It is suggested by indemnitor that the injuries sustained in this case were not connected directly with the prosecution of the work for which indemnitor was engaged; however, the provision of indemnity under discussion does not make that a condition of liability, as in Stern v. Larocca, supra. The court in Stern hypothesized a set of facts where an agent of the owner, by an act of negligence not in the prosecution of the work, injured one of contractor's workmen, and the court concluded that indemnification would not exist, not because of the owner's negligence but due to the fact that such contingency could not be fairly characterized as within the contemplation of the parties and within the language embracing accidents occurring "by or on account of the prosecution of the work."
Contracts of indemnity between contractors and owners, where the indemnitee's negligence is the proximate cause of the damage, should be scrutinized carefully; it should never be presumed that the indemnitor intended to assume the liability unless the contract puts it beyond doubt by express stipulation. Dingledy Lumber Co. v. Erie R. Co. , 102 Ohio St. 236, 131 N.E. 723 (Sup. Ct. 1921). Such a liability is regarded to be hazardous and the character of the indemnity is unusual and extraordinary. Perry v. Payne, supra.

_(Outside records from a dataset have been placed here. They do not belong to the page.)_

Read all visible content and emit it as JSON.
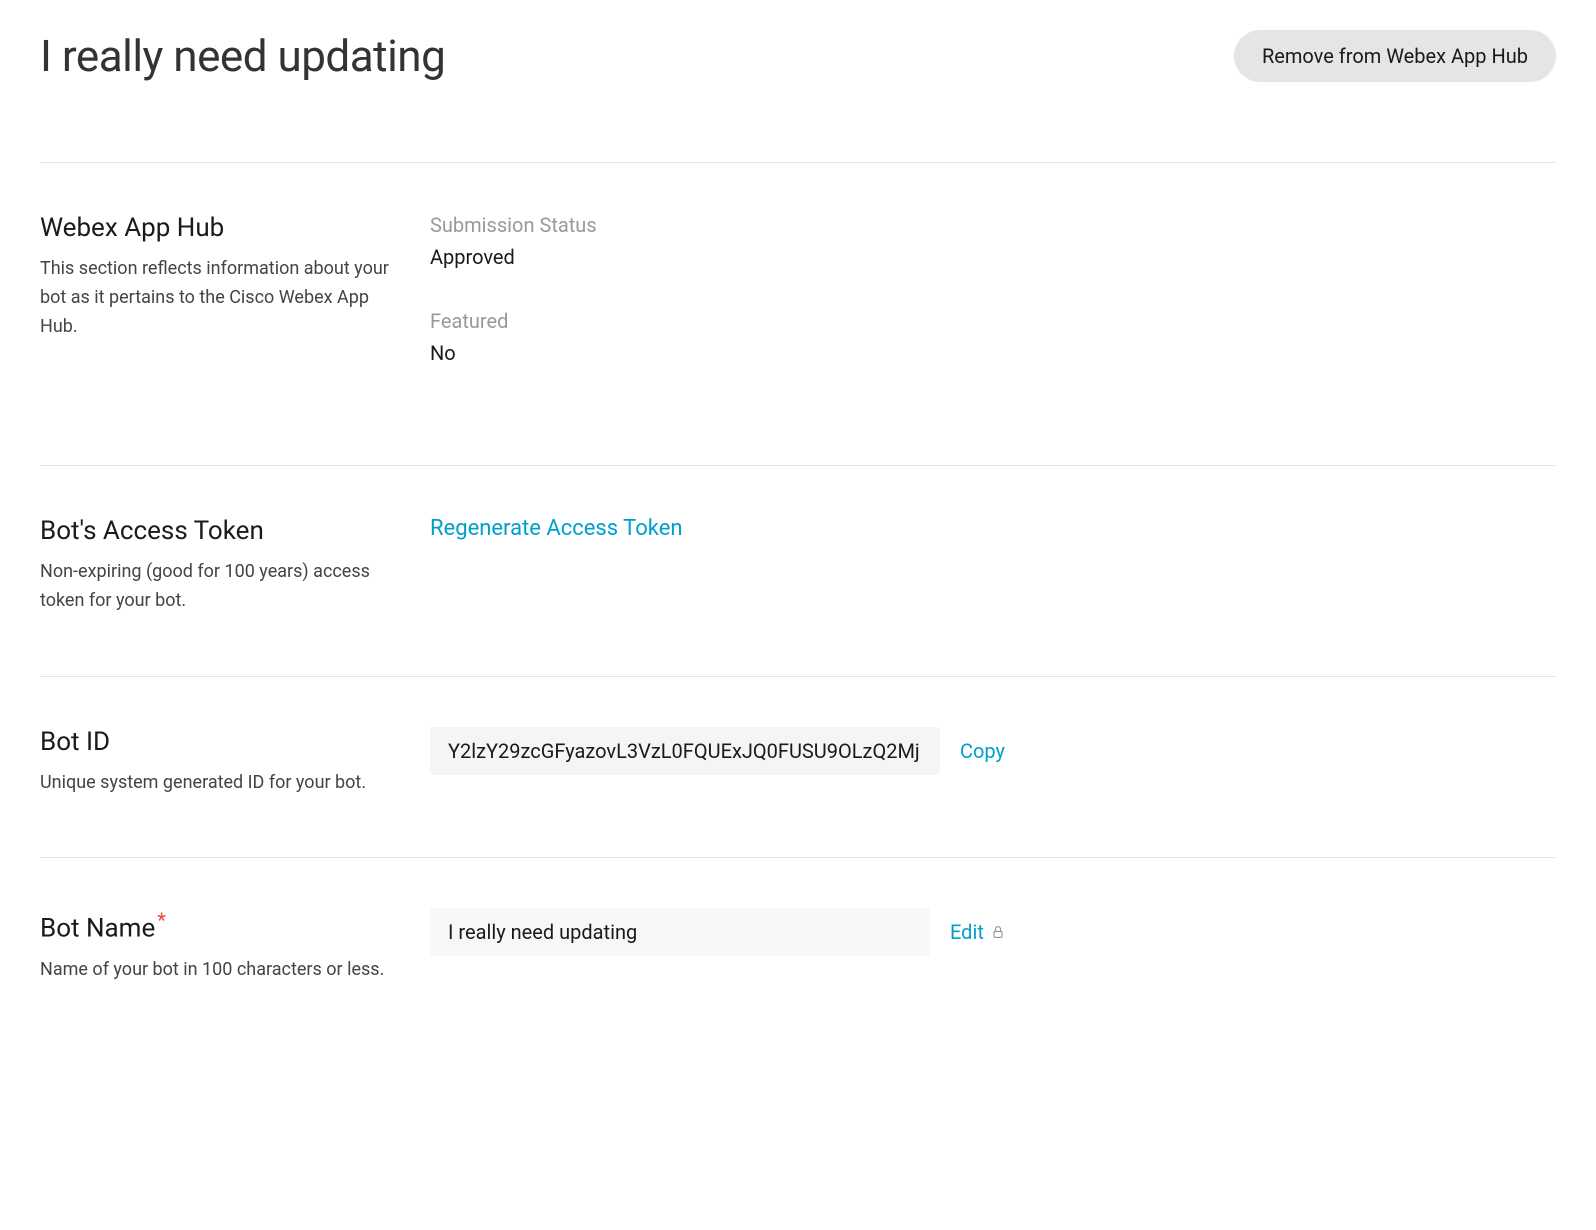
{
  "header": {
    "title": "I really need updating",
    "remove_button": "Remove from Webex App Hub"
  },
  "sections": {
    "app_hub": {
      "heading": "Webex App Hub",
      "description": "This section reflects information about your bot as it pertains to the Cisco Webex App Hub.",
      "submission_status_label": "Submission Status",
      "submission_status_value": "Approved",
      "featured_label": "Featured",
      "featured_value": "No"
    },
    "access_token": {
      "heading": "Bot's Access Token",
      "description": "Non-expiring (good for 100 years) access token for your bot.",
      "regenerate_link": "Regenerate Access Token"
    },
    "bot_id": {
      "heading": "Bot ID",
      "description": "Unique system generated ID for your bot.",
      "value": "Y2lzY29zcGFyazovL3VzL0FQUExJQ0FUSU9OLzQ2Mj",
      "copy_link": "Copy"
    },
    "bot_name": {
      "heading": "Bot Name",
      "description": "Name of your bot in 100 characters or less.",
      "value": "I really need updating",
      "edit_link": "Edit"
    }
  }
}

Nevertheless, the court should give such a contract its sanction, the same as it would any other business contract where the liability is clearly expressed. Stern v. Larocca, supra.
The language in this indemnity agreement appears to be clear, explicit and unequivocal, and justifies the conclusion that the parties agreed that the negligence of the owner-indemnitee Owens would not relieve the contractor-indemnitor Pangia of responsibility for indemnification.
Judgment for third-party plaintiff, Owens, against third-party defendant, Pangia, in the amount of $1,000 and costs.